Your own mask, snorkel, wetsuit, fins and dive boots are worth owning because a proper fit makes all the difference. We can help you choose the right type of personal dive gear for the diving you're likely to do, plus save you heaps of money. Check out the information in our Online Dive Shop, and/or call us to talk to an expert.
Speak the Language of Diving
Some scuba diving terminology you might need to know includes:
- Short for buoyancy compensator, a jacket-like device that secures a tank to the diver's back. It can also be inflated or deflated to allow divers to become neutrally buoyant.
- A mouthpiece unit that attaches to a diver's tank. The regulator includes a primary mouthpiece, an alternate mouthpiece (often called an "octopus"), a pressure gauge (to measure the amount of air in the tank) and a depth gauge.
- Dive tables:
- A series of charts used by divers to plan appropriate depths and times for given dives. Dive computers are electronic versions of the tables that can be taken underwater.
- The Bends:
- Layman-speak for "decompression sickness", a painful and sometimes fatal injury caused by spending too much time too deep or by surfacing too quickly.
- Hand signals:
- A universal underwater language. The most common signals are "thumbs up" for ascend, "thumbs down" for descend and the "OK" sign. Creative divers also have informal hand signals, ranging from "Shark!" to "I'm nervous" to "Come here you $%$!@!".
Need to know more?
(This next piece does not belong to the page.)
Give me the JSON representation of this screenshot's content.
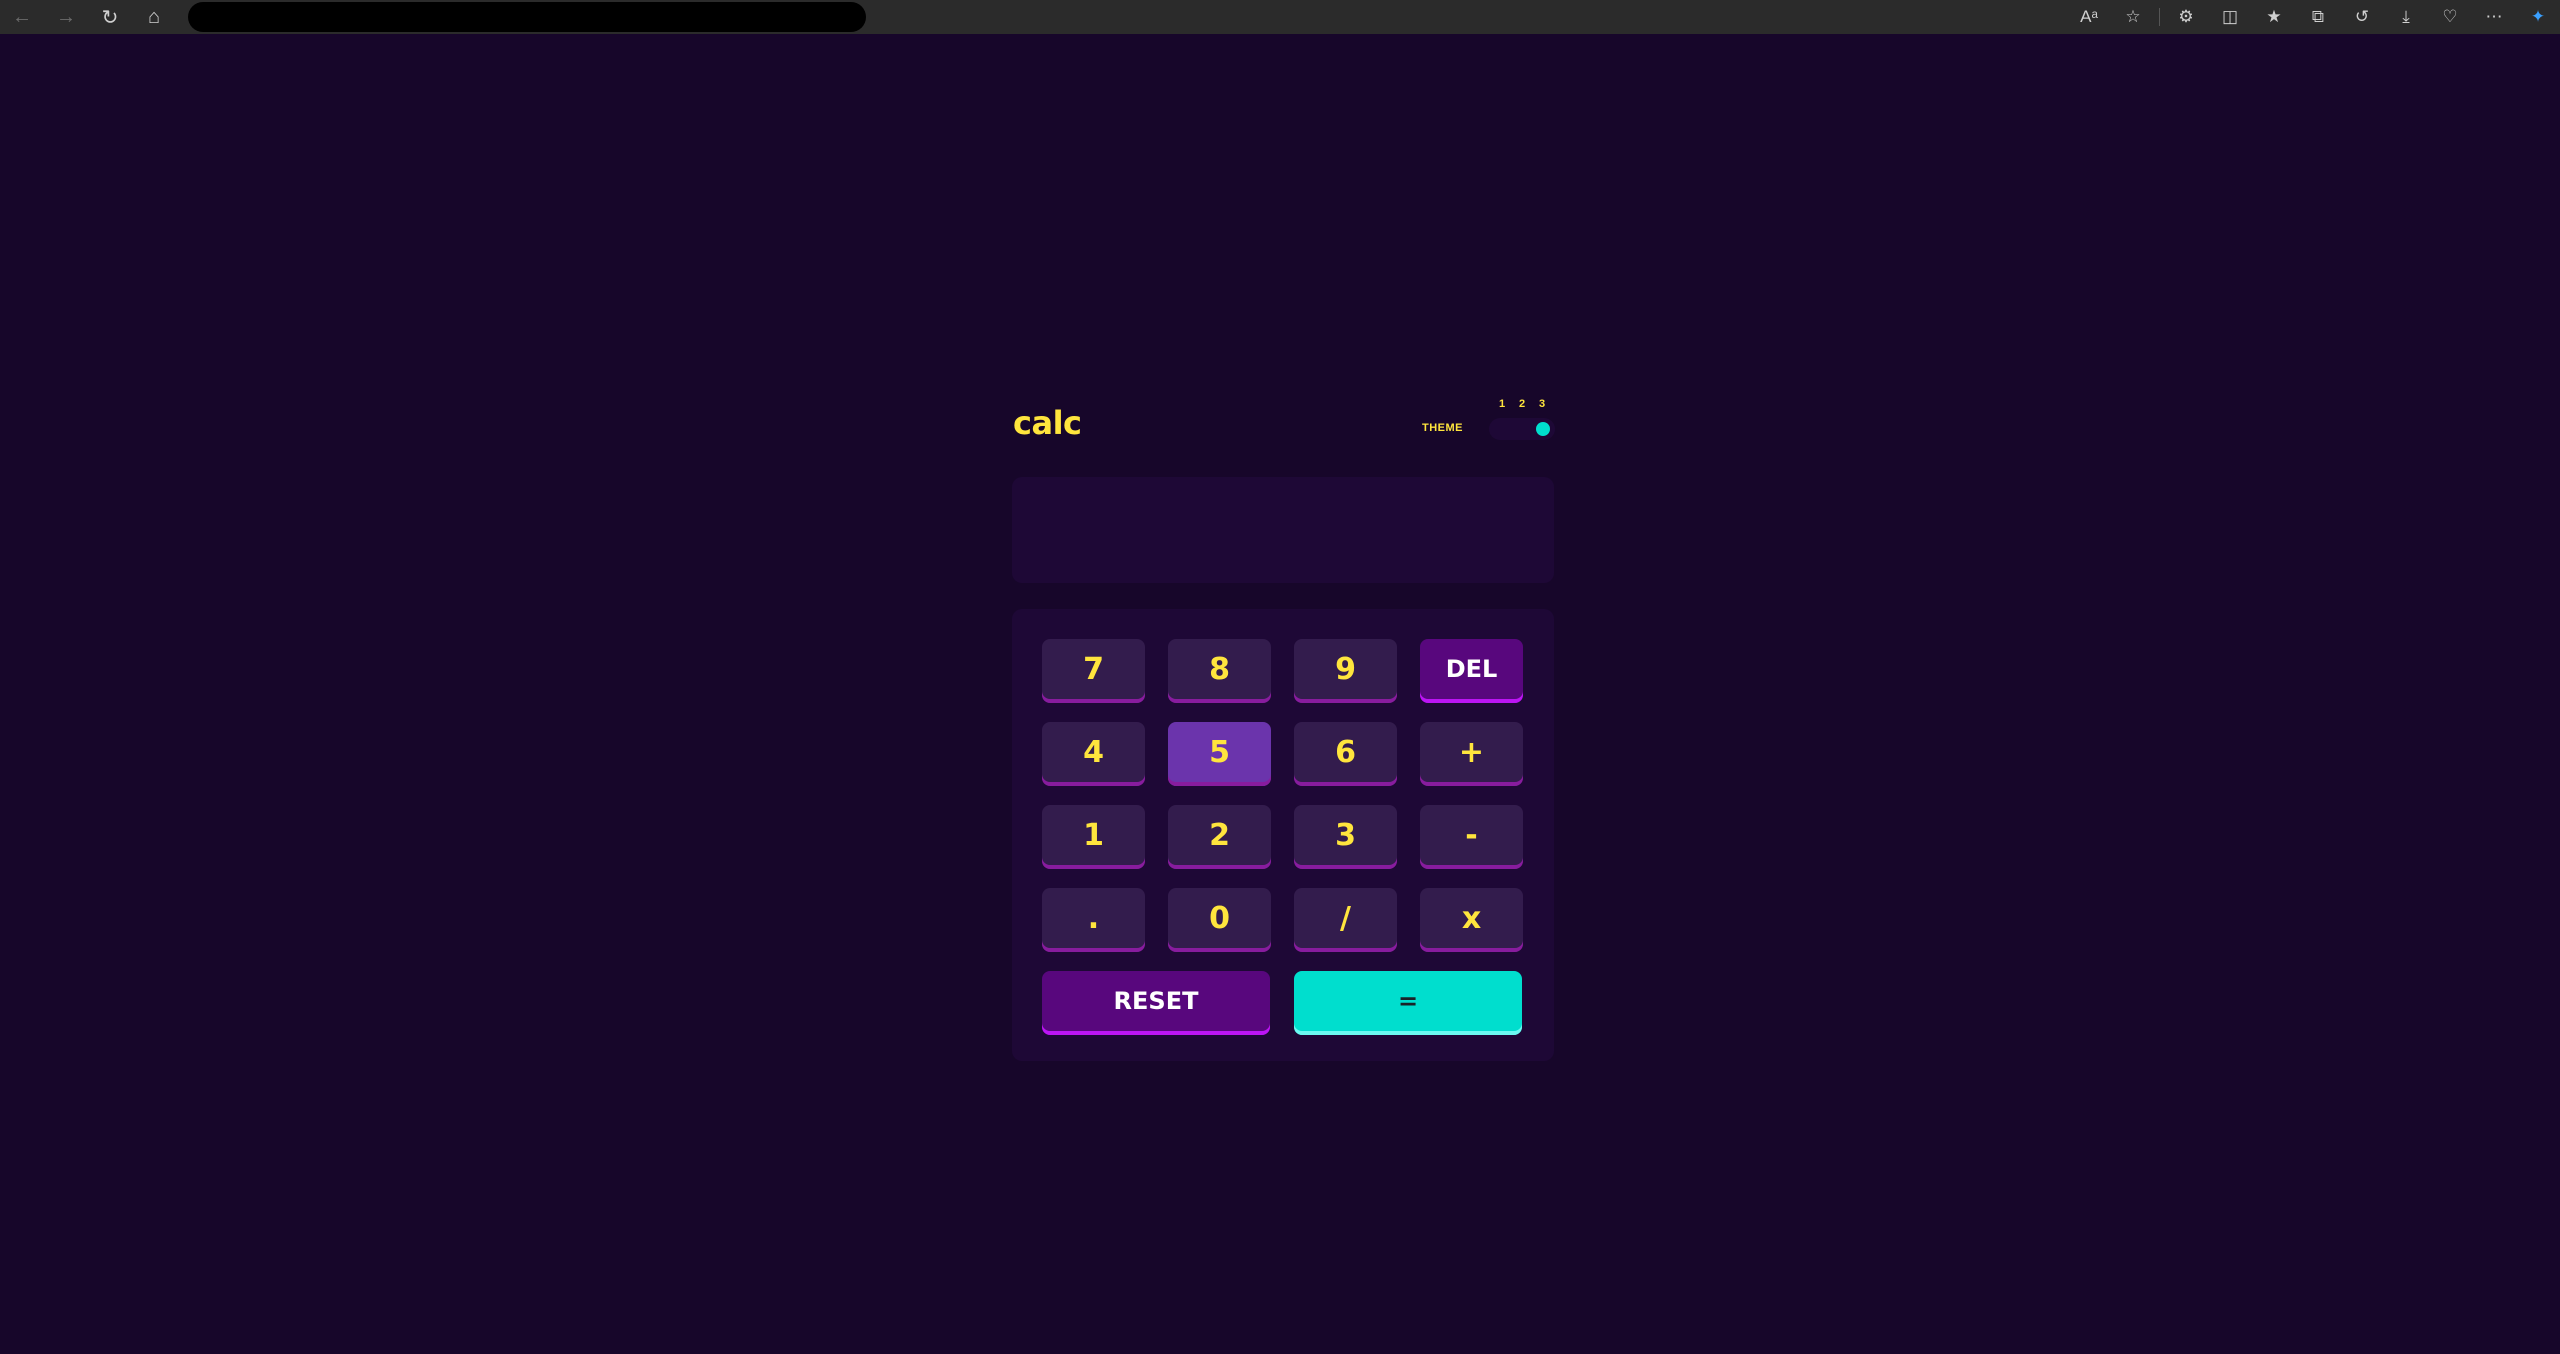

If we've left some of your questions unanswered, then please take a look at our Dive Course FAQs page, or give us a call, or drop an email to us. More about: Dive Course FAQs - The Scuba Doctor answers your dive course frequently asked questions